Welcome to our learning studio where we share tips and tricks for piano playing! In this first article, we're going down into the practical stuff that'll help you get your game up. We know that many of you out there are picking up musical instruments by yourselves without a teacher. Hopefully, you'll able to benefit from the experiences that we're sharing!
If you have read this post, You'd probably understand by now that the more songs you learn, the better you are able to play song covers by ear. There is no shortcut to it.
Before we even venture into real songs, there is one basic skill that everyone needs to know. You can't run without learning how to walk first right?
You don't have to know every one of them by heart, but you need to know the easiest.
Start of with C major.
C D E F G A B C
Learn to hum the notes in your mind, or if you prefer, you may sing them out loud. You might find it hard to articulate these alphabets, try this instead:
Do Re Me Fa So La Ti Do
Now try humming or singing backwards
Do Ti La So Fa Me Re Do
Repeat the scales by singing it repeatedly.
I find this video extremely helpful for practising: Practice video ( The first 2 minutes are exactly what you should be doing, try to hum or sing along )
In the further part of the video, You'll see the notes jumping all around. I do not recommend doing it before you master your basic scales above.
Once you get comfortable with the basic scale, proceed to the next 2 minutes of the video with the jumping notes to further familiarize yourself. you'll be doing the following:
Do Re Do Me Do Fa Do So Do La Do Ti Do Do
(Some of you might be thinking why do the two "do" sound different. It is actually pretty simple. They are an octave apart [ For those who don't get it, I will explain it in another article soon ]
Go ahead and finish up the video
By the end of this article, you want to be able to sing your notes at ease. In the next article, we will talk further upping your level on this exercise and how to translate the songs you hear into "Do Re Mes". In the mean time, please continue to repeat the video and practice until you are comfortable with it.

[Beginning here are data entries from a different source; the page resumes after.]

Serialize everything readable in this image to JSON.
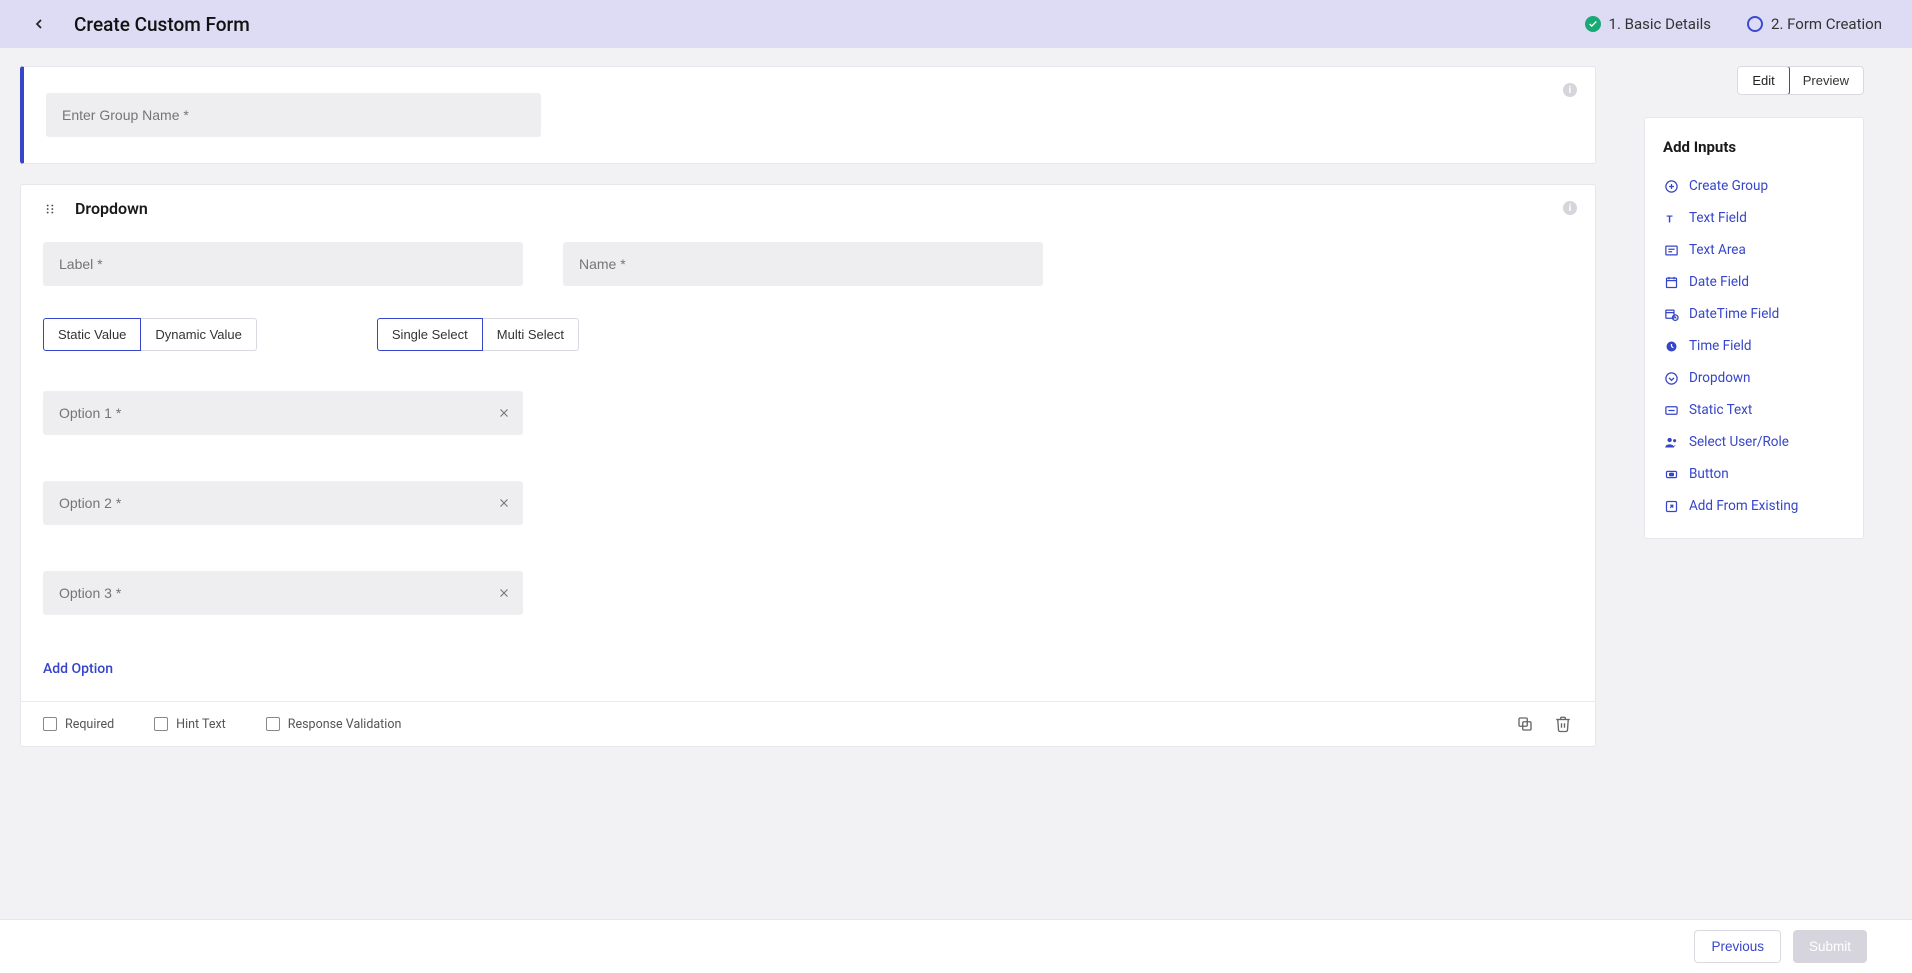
{
  "header": {
    "title": "Create Custom Form",
    "steps": [
      {
        "label": "1. Basic Details",
        "state": "done"
      },
      {
        "label": "2. Form Creation",
        "state": "pending"
      }
    ]
  },
  "toggle": {
    "edit": "Edit",
    "preview": "Preview"
  },
  "group": {
    "name_placeholder": "Enter Group Name *"
  },
  "dropdown": {
    "title": "Dropdown",
    "label_placeholder": "Label *",
    "name_placeholder": "Name *",
    "value_type": {
      "static": "Static Value",
      "dynamic": "Dynamic Value"
    },
    "select_type": {
      "single": "Single Select",
      "multi": "Multi Select"
    },
    "options": [
      {
        "placeholder": "Option 1 *"
      },
      {
        "placeholder": "Option 2 *"
      },
      {
        "placeholder": "Option 3 *"
      }
    ],
    "add_option": "Add Option",
    "checks": {
      "required": "Required",
      "hint": "Hint Text",
      "validation": "Response Validation"
    }
  },
  "sidebar": {
    "heading": "Add Inputs",
    "items": [
      {
        "icon": "plus-circle-icon",
        "label": "Create Group"
      },
      {
        "icon": "text-icon",
        "label": "Text Field"
      },
      {
        "icon": "textarea-icon",
        "label": "Text Area"
      },
      {
        "icon": "date-icon",
        "label": "Date Field"
      },
      {
        "icon": "datetime-icon",
        "label": "DateTime Field"
      },
      {
        "icon": "time-icon",
        "label": "Time Field"
      },
      {
        "icon": "dropdown-icon",
        "label": "Dropdown"
      },
      {
        "icon": "static-text-icon",
        "label": "Static Text"
      },
      {
        "icon": "user-role-icon",
        "label": "Select User/Role"
      },
      {
        "icon": "button-icon",
        "label": "Button"
      },
      {
        "icon": "add-existing-icon",
        "label": "Add From Existing"
      }
    ]
  },
  "footer": {
    "previous": "Previous",
    "submit": "Submit"
  }
}
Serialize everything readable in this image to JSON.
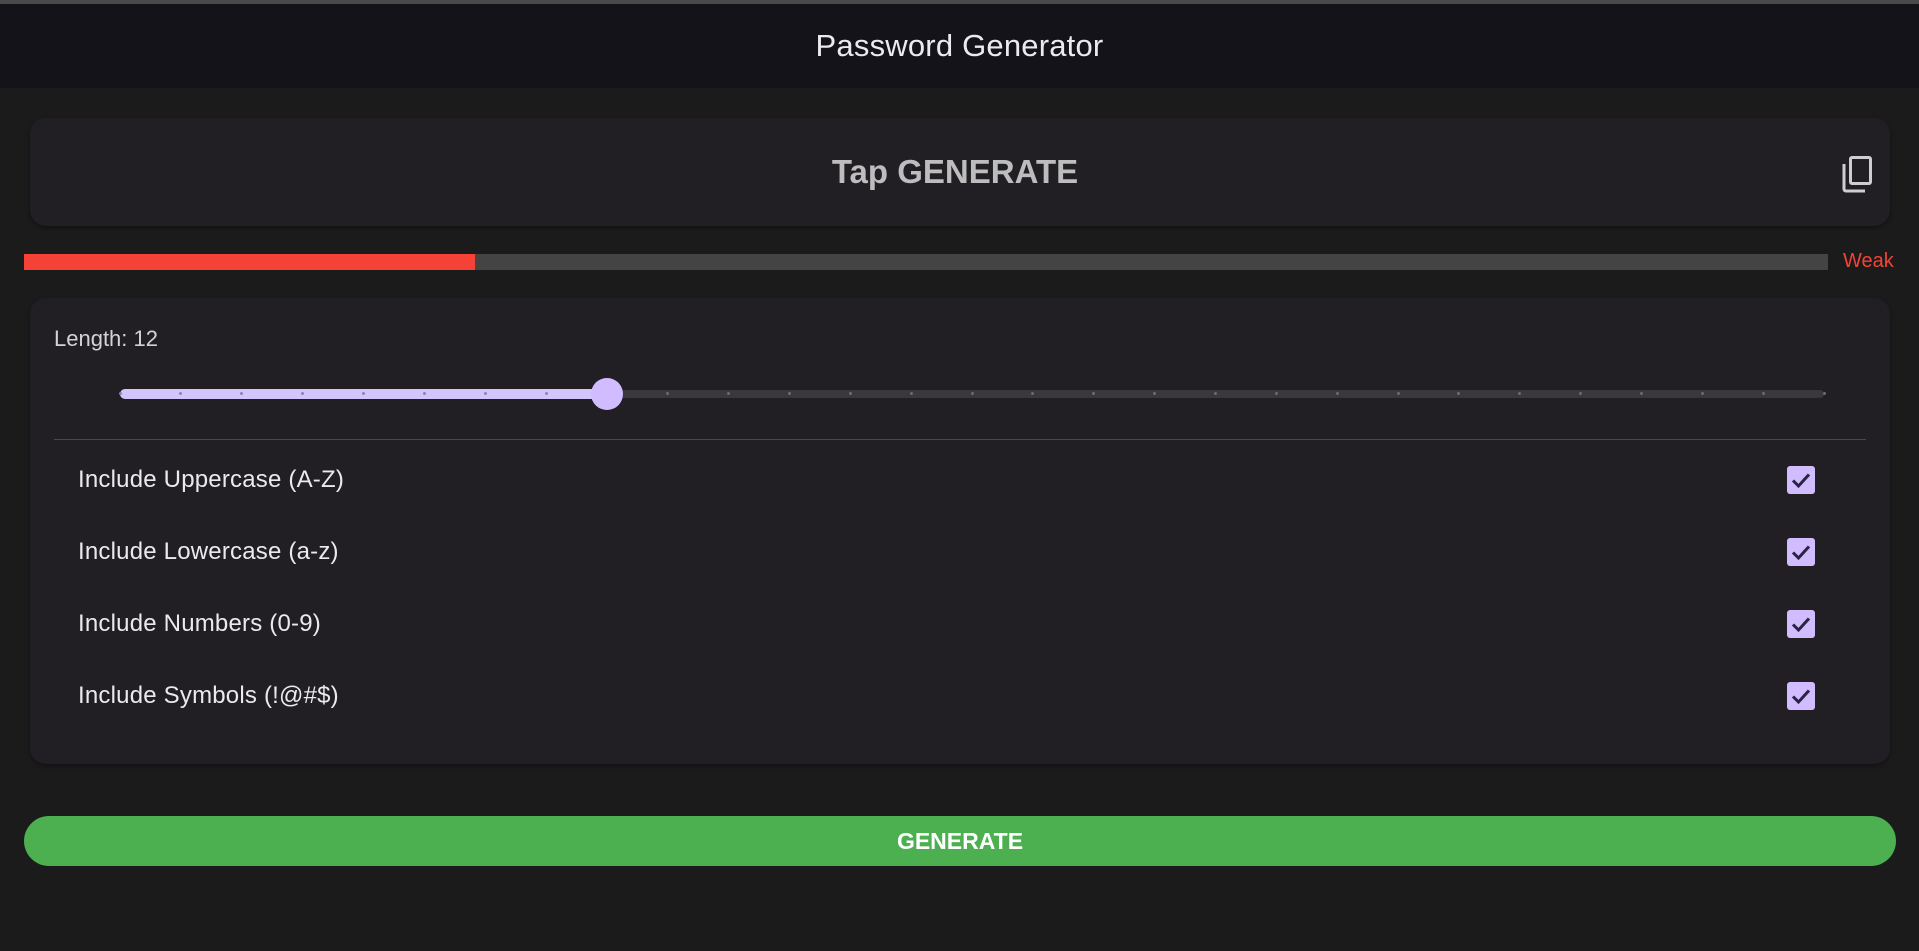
{
  "appbar": {
    "title": "Password Generator"
  },
  "password": {
    "placeholder_text": "Tap GENERATE",
    "copy_icon": "copy-icon"
  },
  "strength": {
    "label": "Weak",
    "fill_fraction": 0.25,
    "color": "#f44336"
  },
  "length": {
    "label": "Length: 12",
    "value": 12,
    "min": 4,
    "max": 32,
    "divisions": 28
  },
  "options": [
    {
      "label": "Include Uppercase (A-Z)",
      "checked": true
    },
    {
      "label": "Include Lowercase (a-z)",
      "checked": true
    },
    {
      "label": "Include Numbers (0-9)",
      "checked": true
    },
    {
      "label": "Include Symbols (!@#$)",
      "checked": true
    }
  ],
  "generate": {
    "label": "GENERATE",
    "color": "#4caf50"
  },
  "colors": {
    "accent": "#d0bcff",
    "background": "#1b1b1c",
    "card": "#211f24"
  }
}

What you want to take away from this lesson:
The biggest physical differentiator between Grand pianos or baby grands is their length. They range from 5" all the way to 8.5". There are also several concert grand models that are even longer in length.
Traditionally, Piano makers have found that longer strings tend to increase instrument power, reverberation and produces the desired tonal characteristics, which gave rise to the popularity of grand pianos.
Before measuring your piano, please make sure to close the lids and keep the music rest down for a more accurate measurement.
Top down view of a grand piano
Place measuring tape over red line [Measuring line guide]
Length: From the front of keyboard to the center of the tail at the back [ Longest points with the lids closed]
Width: From right to left over the music shelf where the music rest is located [ Longest points with the lids closed ]
Height: From the floor to the tallest point of the piano [Music rest folded down or kept under lid]
*Please note that the lids usually give slight extensions to the piano, it isimportant to account for the full length and width of the grand piano.
Upright pianos, also known as vertical pianos, features a compact frame and vertical strings. They are popular models purchased for home use due to their size and affordable pricing.
The sizes of these pianos also vary among different manufacturers even though their shape stays relatively similar. Most standard sized upright pianos are around 150-154cm [ 4 feet and 11.055 inches ] in width while junior sized uprights are approximately 148-149cm [ 4 feet and 10.26772 inches ]
Our upright piano covers are designed such that it is able to fit almost all the different models from individual manufacturers. This is due to the overhang design, which also allows easy access to the keyboards. The overhang design has a natural and minimalist approach which provides greater ease and efficiency for the piano user.
Top down view of the upright piano
Place measuring tape over red line [Measuring line guide]
Width: Measure from left to right over the top of the piano [ Longest points with the lids closed ]
Depth: Measure from front of keyboard to back of piano [ Longest points with lids closed ]
Height: From the floor to the tallest point of the piano, usually on the piano lid [ Tallest point with lids closed ]
*Please note that Piano width is often mistaken with the term "piano length" for upright or vertical pianos. Certain electric or digital pianos, such as the Yamaha Clavinova Series, are shaped to look similar to an upright piano. In these cases, they are measured the same way as an Upright piano.
The Digital pianos are the smallest in size as they do not require strings to be installed. Portable and full of features, these pianos are highly popular with beginners and experts alike.
The main difference between a digital piano and a keyboard is their action and size of the keys. Digital pianos are made to resemble the feel of an acoustic piano and they usually come with 88 keys, which is the usual number of keys found on an upright or grand piano.
Top down view of a Digital Piano / Keyboard
Width: Measure from left to right over the entire span of the keyboard [ Include the body of keyboard, longest points]
Depth: Measure from front of keyboard to the back
Height: Measure from base of the body to the highest point [ Do not include the music rest ]
Please note that the height of the Digital piano or keyboard does not include the keyboard or piano support stand. Do not measure from the floor up unless specified to do so.